BEGIN Data excerpts

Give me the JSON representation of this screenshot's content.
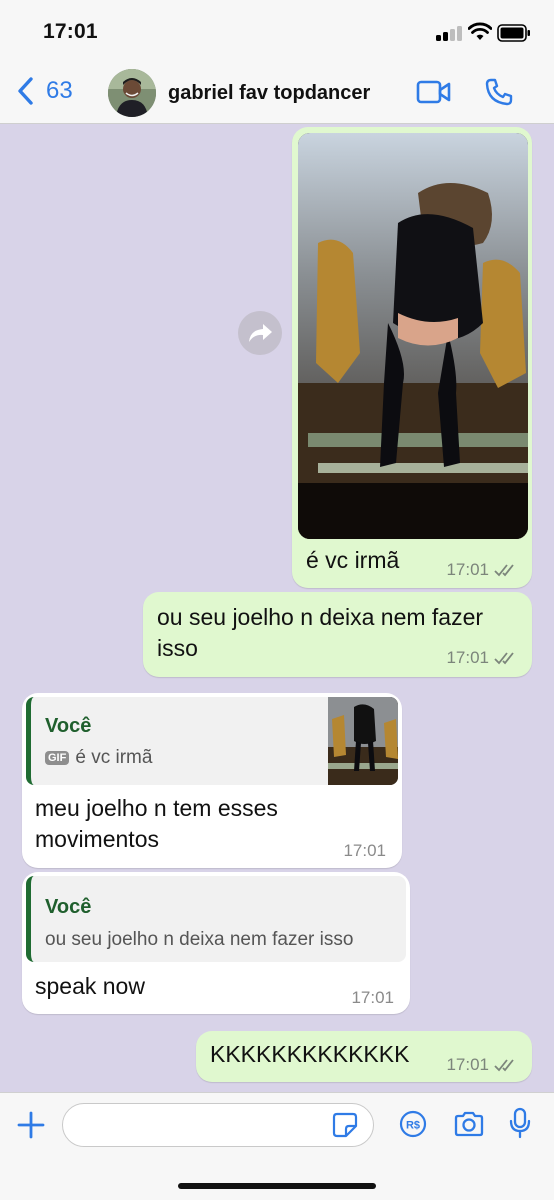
{
  "status_bar": {
    "time": "17:01"
  },
  "header": {
    "back_count": "63",
    "contact_name": "gabriel fav topdancer"
  },
  "messages": [
    {
      "type": "outgoing",
      "media": "gif",
      "text": "é vc irmã",
      "time": "17:01",
      "status": "read"
    },
    {
      "type": "outgoing",
      "text": "ou seu joelho n deixa nem fazer isso",
      "time": "17:01",
      "status": "read"
    },
    {
      "type": "incoming",
      "quote": {
        "author": "Você",
        "badge": "GIF",
        "text": "é vc irmã"
      },
      "text": "meu joelho n tem esses movimentos",
      "time": "17:01"
    },
    {
      "type": "incoming",
      "quote": {
        "author": "Você",
        "text": "ou seu joelho n deixa nem fazer isso"
      },
      "text": "speak now",
      "time": "17:01"
    },
    {
      "type": "outgoing",
      "text": "KKKKKKKKKKKKK",
      "time": "17:01",
      "status": "read"
    }
  ],
  "input": {
    "placeholder": ""
  },
  "icons": {
    "back": "chevron-left-icon",
    "video": "video-camera-icon",
    "phone": "phone-icon",
    "forward": "forward-icon",
    "plus": "plus-icon",
    "sticker": "sticker-icon",
    "payment": "pix-payment-icon",
    "camera": "camera-icon",
    "mic": "microphone-icon"
  },
  "colors": {
    "accent": "#2f7be6",
    "outgoing_bubble": "#e0f8cf",
    "incoming_bubble": "#ffffff",
    "chat_background": "#d8d3e8",
    "quote_author": "#1f5f2d",
    "read_ticks": "#7c857b"
  }
}
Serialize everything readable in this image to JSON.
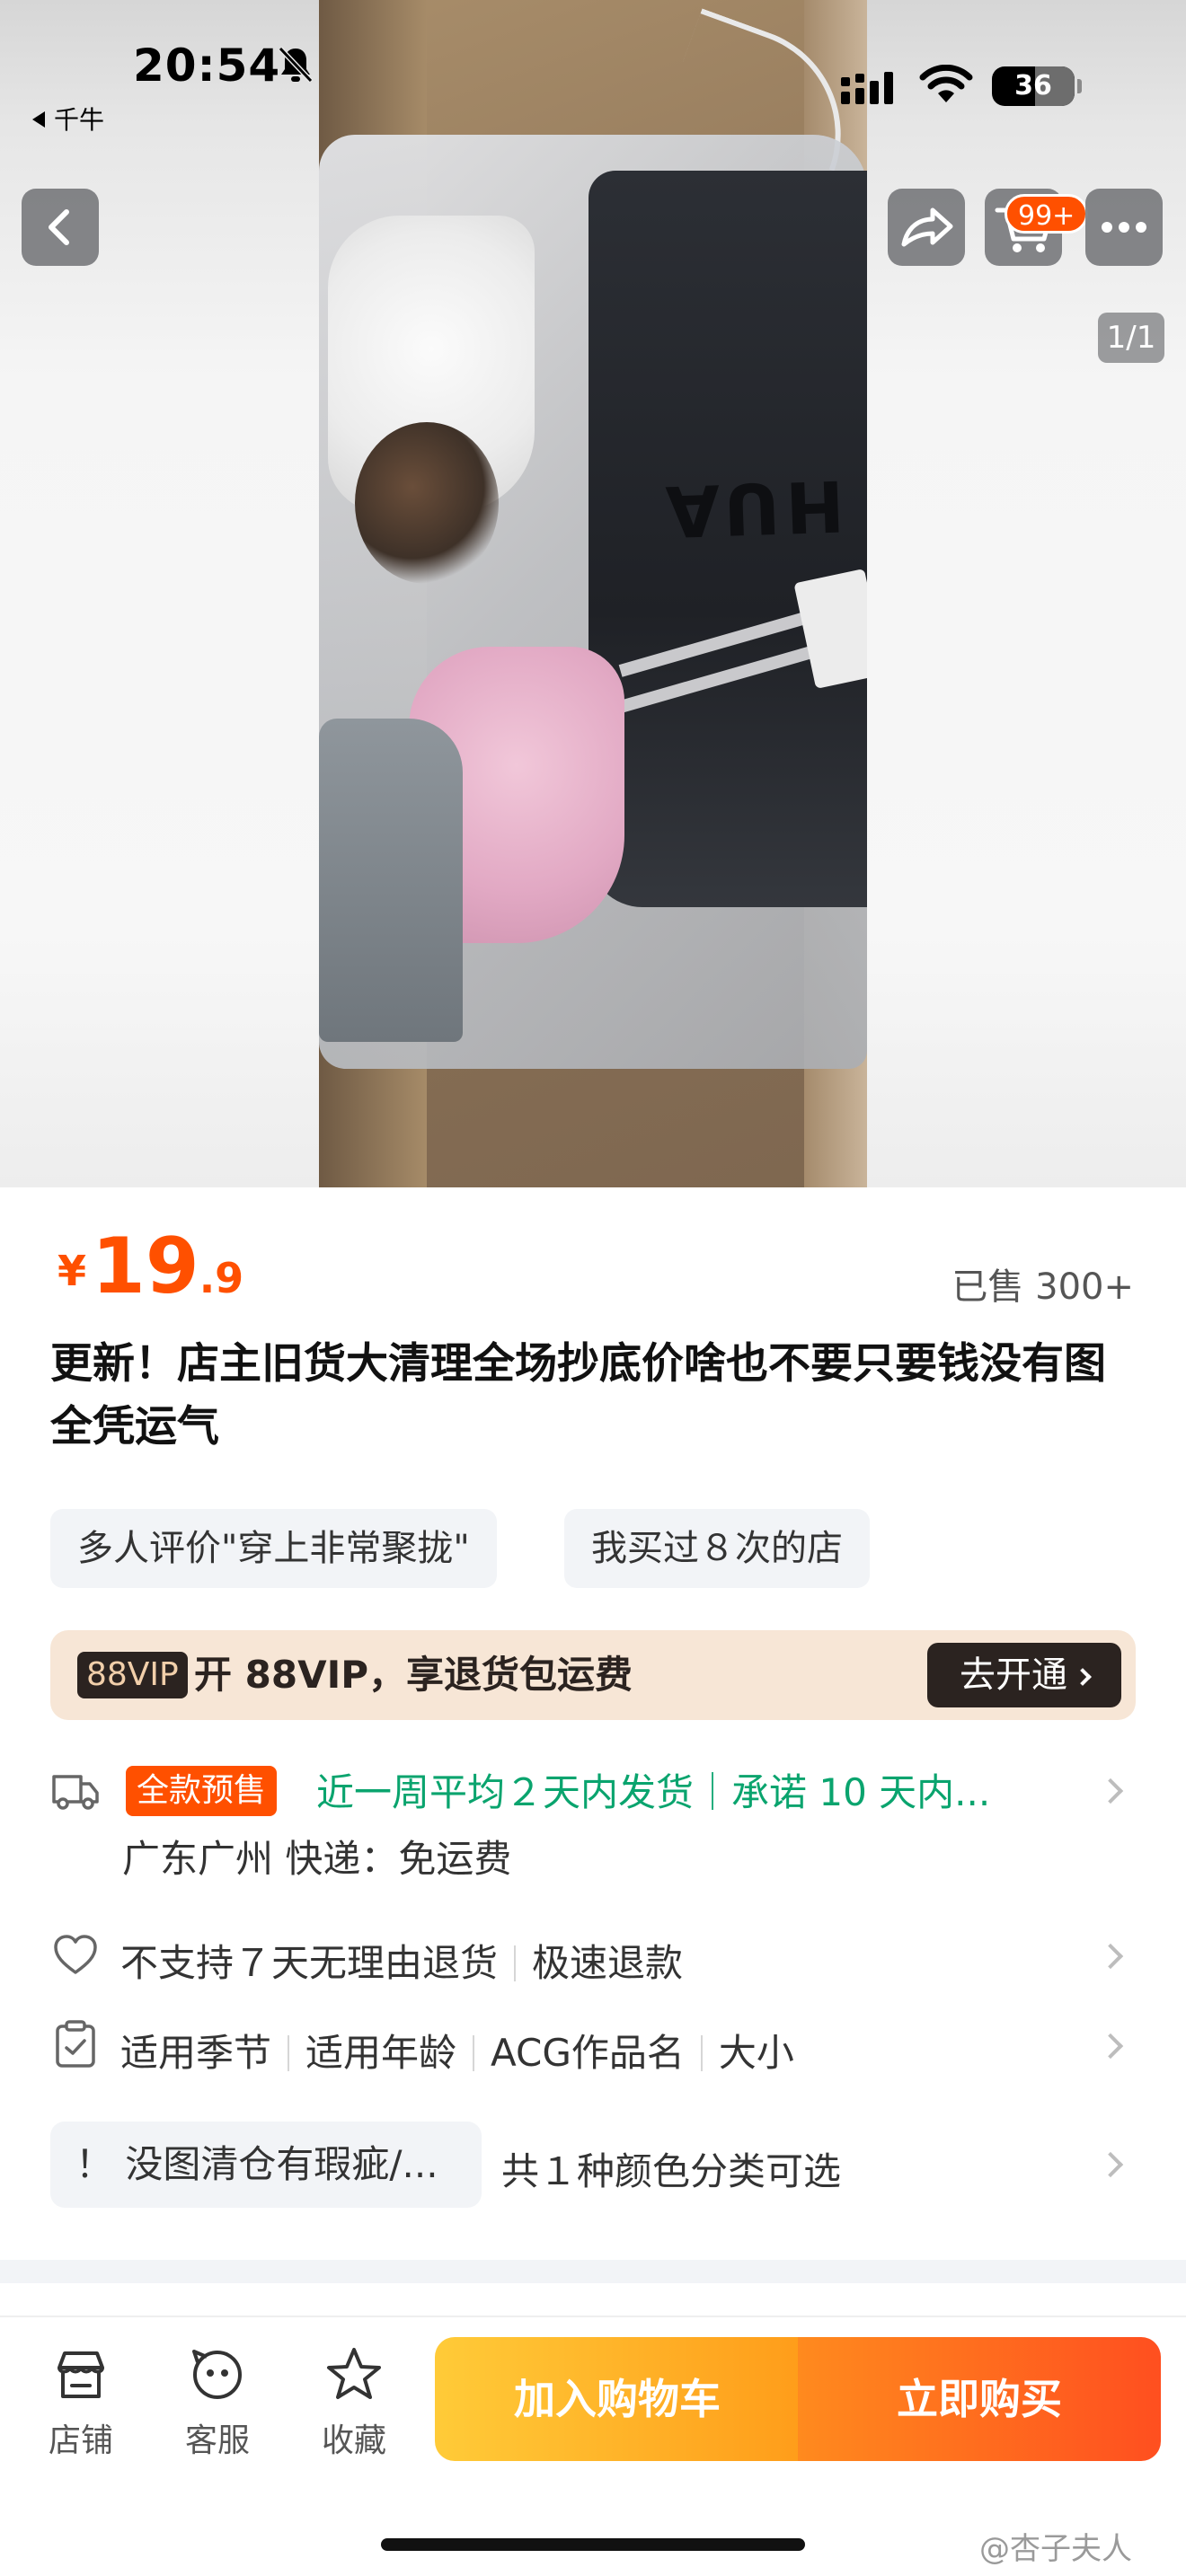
{
  "status_bar": {
    "time": "20:54",
    "back_app_label": "千牛",
    "battery_level": "36"
  },
  "hero": {
    "cart_badge": "99+",
    "page_counter": "1/1"
  },
  "product": {
    "currency": "¥",
    "price_int": "19",
    "price_dec": ".9",
    "sold": "已售 300+",
    "title": "更新！店主旧货大清理全场抄底价啥也不要只要钱没有图全凭运气",
    "tags": [
      "多人评价\"穿上非常聚拢\"",
      "我买过８次的店"
    ]
  },
  "vip": {
    "badge": "88VIP",
    "text": "开 88VIP，享退货包运费",
    "button": "去开通"
  },
  "shipping": {
    "presale_badge": "全款预售",
    "promise": "近一周平均２天内发货｜承诺 10 天内...",
    "location": "广东广州  快递：免运费"
  },
  "service": {
    "items": [
      "不支持７天无理由退货",
      "极速退款"
    ]
  },
  "params": {
    "items": [
      "适用季节",
      "适用年龄",
      "ACG作品名",
      "大小"
    ]
  },
  "sku": {
    "chip": "！ 没图清仓有瑕疵/...",
    "text": "共１种颜色分类可选"
  },
  "bottom_bar": {
    "tabs": [
      "店铺",
      "客服",
      "收藏"
    ],
    "add_to_cart": "加入购物车",
    "buy_now": "立即购买"
  },
  "watermark": "@杏子夫人",
  "colors": {
    "accent": "#ff5000",
    "promise_green": "#0aa46e",
    "vip_dark": "#2b2320",
    "vip_bg": "#f7e6d6"
  }
}
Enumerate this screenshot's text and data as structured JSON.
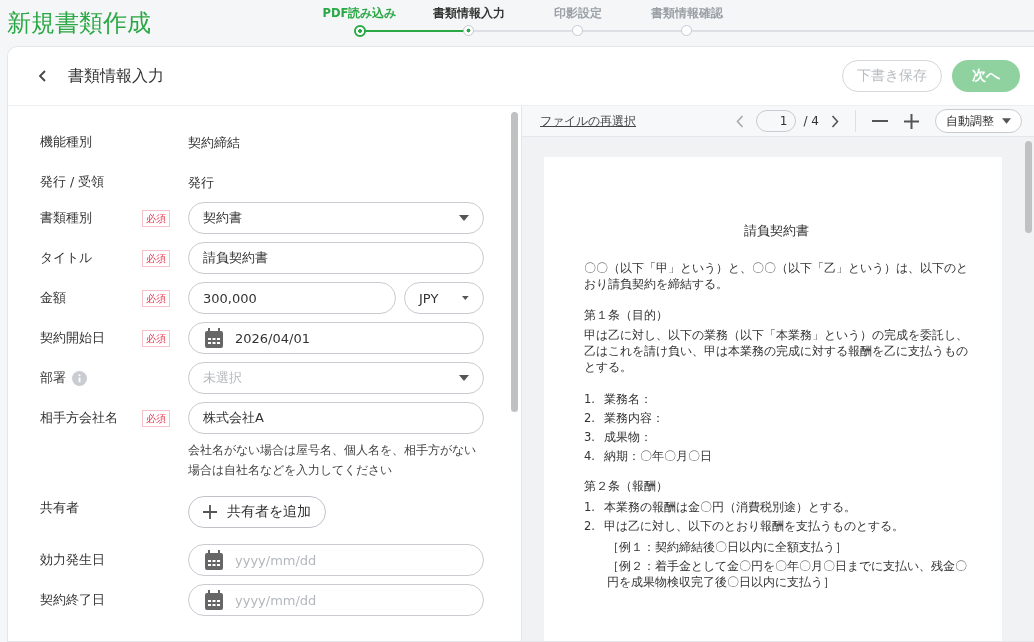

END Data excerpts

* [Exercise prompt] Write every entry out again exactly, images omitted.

* [Result below]
Give me the JSON representation of this screenshot's content.
{
  "status_bar": {
    "time": "17:01"
  },
  "header": {
    "back_count": "63",
    "contact_name": "gabriel fav topdancer"
  },
  "messages": [
    {
      "type": "outgoing",
      "media": "gif",
      "text": "é vc irmã",
      "time": "17:01",
      "status": "read"
    },
    {
      "type": "outgoing",
      "text": "ou seu joelho n deixa nem fazer isso",
      "time": "17:01",
      "status": "read"
    },
    {
      "type": "incoming",
      "quote": {
        "author": "Você",
        "badge": "GIF",
        "text": "é vc irmã"
      },
      "text": "meu joelho n tem esses movimentos",
      "time": "17:01"
    },
    {
      "type": "incoming",
      "quote": {
        "author": "Você",
        "text": "ou seu joelho n deixa nem fazer isso"
      },
      "text": "speak now",
      "time": "17:01"
    },
    {
      "type": "outgoing",
      "text": "KKKKKKKKKKKKK",
      "time": "17:01",
      "status": "read"
    }
  ],
  "input": {
    "placeholder": ""
  },
  "icons": {
    "back": "chevron-left-icon",
    "video": "video-camera-icon",
    "phone": "phone-icon",
    "forward": "forward-icon",
    "plus": "plus-icon",
    "sticker": "sticker-icon",
    "payment": "pix-payment-icon",
    "camera": "camera-icon",
    "mic": "microphone-icon"
  },
  "colors": {
    "accent": "#2f7be6",
    "outgoing_bubble": "#e0f8cf",
    "incoming_bubble": "#ffffff",
    "chat_background": "#d8d3e8",
    "quote_author": "#1f5f2d",
    "read_ticks": "#7c857b"
  }
}
Serialize everything readable in this image to JSON.
{
  "status_bar": {
    "time": "20:54",
    "back_app_label": "千牛",
    "battery_level": "36"
  },
  "hero": {
    "cart_badge": "99+",
    "page_counter": "1/1"
  },
  "product": {
    "currency": "¥",
    "price_int": "19",
    "price_dec": ".9",
    "sold": "已售 300+",
    "title": "更新！店主旧货大清理全场抄底价啥也不要只要钱没有图全凭运气",
    "tags": [
      "多人评价\"穿上非常聚拢\"",
      "我买过８次的店"
    ]
  },
  "vip": {
    "badge": "88VIP",
    "text": "开 88VIP，享退货包运费",
    "button": "去开通"
  },
  "shipping": {
    "presale_badge": "全款预售",
    "promise": "近一周平均２天内发货｜承诺 10 天内...",
    "location": "广东广州  快递：免运费"
  },
  "service": {
    "items": [
      "不支持７天无理由退货",
      "极速退款"
    ]
  },
  "params": {
    "items": [
      "适用季节",
      "适用年龄",
      "ACG作品名",
      "大小"
    ]
  },
  "sku": {
    "chip": "！ 没图清仓有瑕疵/...",
    "text": "共１种颜色分类可选"
  },
  "bottom_bar": {
    "tabs": [
      "店铺",
      "客服",
      "收藏"
    ],
    "add_to_cart": "加入购物车",
    "buy_now": "立即购买"
  },
  "watermark": "@杏子夫人",
  "colors": {
    "accent": "#ff5000",
    "promise_green": "#0aa46e",
    "vip_dark": "#2b2320",
    "vip_bg": "#f7e6d6"
  }
}
Enumerate this screenshot's text and data as structured JSON.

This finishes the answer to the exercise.